## Activity
Lines that include the string "offset" are the ones to copy from the entries below.

## Given entries
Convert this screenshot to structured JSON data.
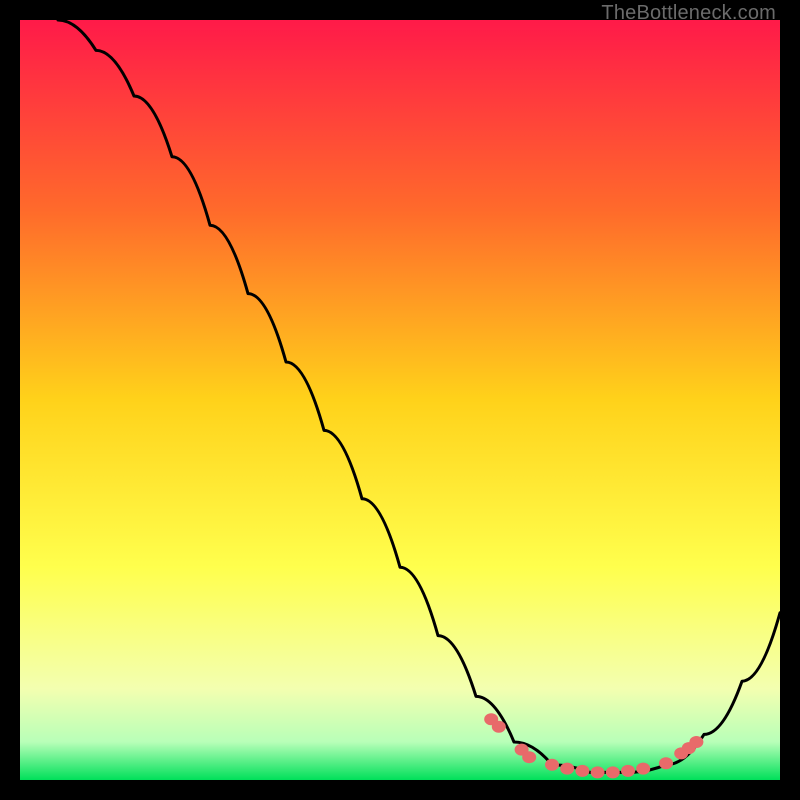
{
  "watermark": "TheBottleneck.com",
  "chart_data": {
    "type": "line",
    "title": "",
    "xlabel": "",
    "ylabel": "",
    "xlim": [
      0,
      100
    ],
    "ylim": [
      0,
      100
    ],
    "gradient_stops": [
      {
        "offset": 0,
        "color": "#ff1a49"
      },
      {
        "offset": 25,
        "color": "#ff6a2b"
      },
      {
        "offset": 50,
        "color": "#ffd21a"
      },
      {
        "offset": 72,
        "color": "#ffff4d"
      },
      {
        "offset": 88,
        "color": "#f3ffb0"
      },
      {
        "offset": 95,
        "color": "#b8ffb8"
      },
      {
        "offset": 100,
        "color": "#00e05a"
      }
    ],
    "curve": [
      {
        "x": 5,
        "y": 100
      },
      {
        "x": 10,
        "y": 96
      },
      {
        "x": 15,
        "y": 90
      },
      {
        "x": 20,
        "y": 82
      },
      {
        "x": 25,
        "y": 73
      },
      {
        "x": 30,
        "y": 64
      },
      {
        "x": 35,
        "y": 55
      },
      {
        "x": 40,
        "y": 46
      },
      {
        "x": 45,
        "y": 37
      },
      {
        "x": 50,
        "y": 28
      },
      {
        "x": 55,
        "y": 19
      },
      {
        "x": 60,
        "y": 11
      },
      {
        "x": 65,
        "y": 5
      },
      {
        "x": 70,
        "y": 2
      },
      {
        "x": 75,
        "y": 1
      },
      {
        "x": 80,
        "y": 1
      },
      {
        "x": 85,
        "y": 2
      },
      {
        "x": 90,
        "y": 6
      },
      {
        "x": 95,
        "y": 13
      },
      {
        "x": 100,
        "y": 22
      }
    ],
    "markers": [
      {
        "x": 62,
        "y": 8
      },
      {
        "x": 63,
        "y": 7
      },
      {
        "x": 66,
        "y": 4
      },
      {
        "x": 67,
        "y": 3
      },
      {
        "x": 70,
        "y": 2
      },
      {
        "x": 72,
        "y": 1.5
      },
      {
        "x": 74,
        "y": 1.2
      },
      {
        "x": 76,
        "y": 1
      },
      {
        "x": 78,
        "y": 1
      },
      {
        "x": 80,
        "y": 1.2
      },
      {
        "x": 82,
        "y": 1.5
      },
      {
        "x": 85,
        "y": 2.2
      },
      {
        "x": 87,
        "y": 3.5
      },
      {
        "x": 88,
        "y": 4.2
      },
      {
        "x": 89,
        "y": 5
      }
    ],
    "marker_color": "#e86a6a"
  }
}
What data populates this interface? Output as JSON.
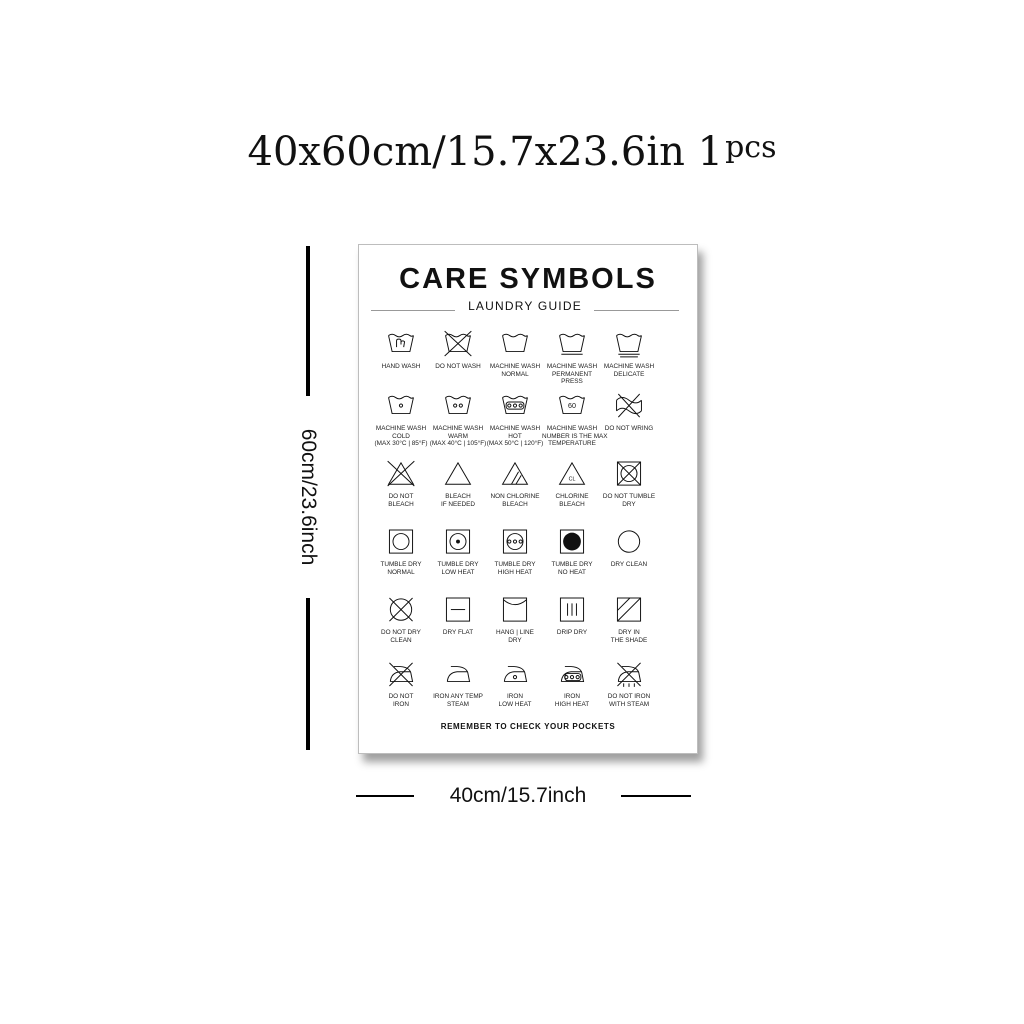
{
  "size_heading": {
    "main": "40x60cm/15.7x23.6in 1",
    "sup": "pcs"
  },
  "height_dimension": "60cm/23.6inch",
  "width_dimension": "40cm/15.7inch",
  "poster": {
    "title": "CARE SYMBOLS",
    "subtitle": "LAUNDRY GUIDE",
    "footer": "REMEMBER TO CHECK YOUR POCKETS",
    "symbols": [
      {
        "icon": "hand-wash-icon",
        "label": [
          "HAND WASH"
        ]
      },
      {
        "icon": "do-not-wash-icon",
        "label": [
          "DO NOT WASH"
        ]
      },
      {
        "icon": "machine-wash-normal-icon",
        "label": [
          "MACHINE WASH",
          "NORMAL"
        ]
      },
      {
        "icon": "machine-wash-permanent-press-icon",
        "label": [
          "MACHINE WASH",
          "PERMANENT",
          "PRESS"
        ]
      },
      {
        "icon": "machine-wash-delicate-icon",
        "label": [
          "MACHINE WASH",
          "DELICATE"
        ]
      },
      {
        "icon": "machine-wash-cold-icon",
        "label": [
          "MACHINE WASH",
          "COLD",
          "(MAX 30°C | 85°F)"
        ]
      },
      {
        "icon": "machine-wash-warm-icon",
        "label": [
          "MACHINE WASH",
          "WARM",
          "(MAX 40°C | 105°F)"
        ]
      },
      {
        "icon": "machine-wash-hot-icon",
        "label": [
          "MACHINE WASH",
          "HOT",
          "(MAX 50°C | 120°F)"
        ]
      },
      {
        "icon": "machine-wash-60-icon",
        "label": [
          "MACHINE WASH",
          "NUMBER IS THE MAX",
          "TEMPERATURE"
        ],
        "number": "60"
      },
      {
        "icon": "do-not-wring-icon",
        "label": [
          "DO NOT WRING"
        ]
      },
      {
        "icon": "do-not-bleach-icon",
        "label": [
          "DO NOT",
          "BLEACH"
        ]
      },
      {
        "icon": "bleach-if-needed-icon",
        "label": [
          "BLEACH",
          "IF NEEDED"
        ]
      },
      {
        "icon": "non-chlorine-bleach-icon",
        "label": [
          "NON CHLORINE",
          "BLEACH"
        ]
      },
      {
        "icon": "chlorine-bleach-icon",
        "label": [
          "CHLORINE",
          "BLEACH"
        ],
        "mark": "CL"
      },
      {
        "icon": "do-not-tumble-dry-icon",
        "label": [
          "DO NOT TUMBLE",
          "DRY"
        ]
      },
      {
        "icon": "tumble-dry-normal-icon",
        "label": [
          "TUMBLE DRY",
          "NORMAL"
        ]
      },
      {
        "icon": "tumble-dry-low-heat-icon",
        "label": [
          "TUMBLE DRY",
          "LOW HEAT"
        ]
      },
      {
        "icon": "tumble-dry-high-heat-icon",
        "label": [
          "TUMBLE DRY",
          "HIGH HEAT"
        ]
      },
      {
        "icon": "tumble-dry-no-heat-icon",
        "label": [
          "TUMBLE DRY",
          "NO HEAT"
        ]
      },
      {
        "icon": "dry-clean-icon",
        "label": [
          "DRY CLEAN"
        ]
      },
      {
        "icon": "do-not-dry-clean-icon",
        "label": [
          "DO NOT DRY",
          "CLEAN"
        ]
      },
      {
        "icon": "dry-flat-icon",
        "label": [
          "DRY FLAT"
        ]
      },
      {
        "icon": "hang-line-dry-icon",
        "label": [
          "HANG | LINE",
          "DRY"
        ]
      },
      {
        "icon": "drip-dry-icon",
        "label": [
          "DRIP DRY"
        ]
      },
      {
        "icon": "dry-in-shade-icon",
        "label": [
          "DRY IN",
          "THE SHADE"
        ]
      },
      {
        "icon": "do-not-iron-icon",
        "label": [
          "DO NOT",
          "IRON"
        ]
      },
      {
        "icon": "iron-any-temp-icon",
        "label": [
          "IRON ANY TEMP",
          "STEAM"
        ]
      },
      {
        "icon": "iron-low-heat-icon",
        "label": [
          "IRON",
          "LOW HEAT"
        ]
      },
      {
        "icon": "iron-high-heat-icon",
        "label": [
          "IRON",
          "HIGH HEAT"
        ]
      },
      {
        "icon": "do-not-iron-with-steam-icon",
        "label": [
          "DO NOT IRON",
          "WITH STEAM"
        ]
      }
    ]
  }
}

## Completed task
        "offset": 0,
        "offset": 25,
        "offset": 50,
        "offset": 72,
        "offset": 88,
        "offset": 95,
        "offset": 100,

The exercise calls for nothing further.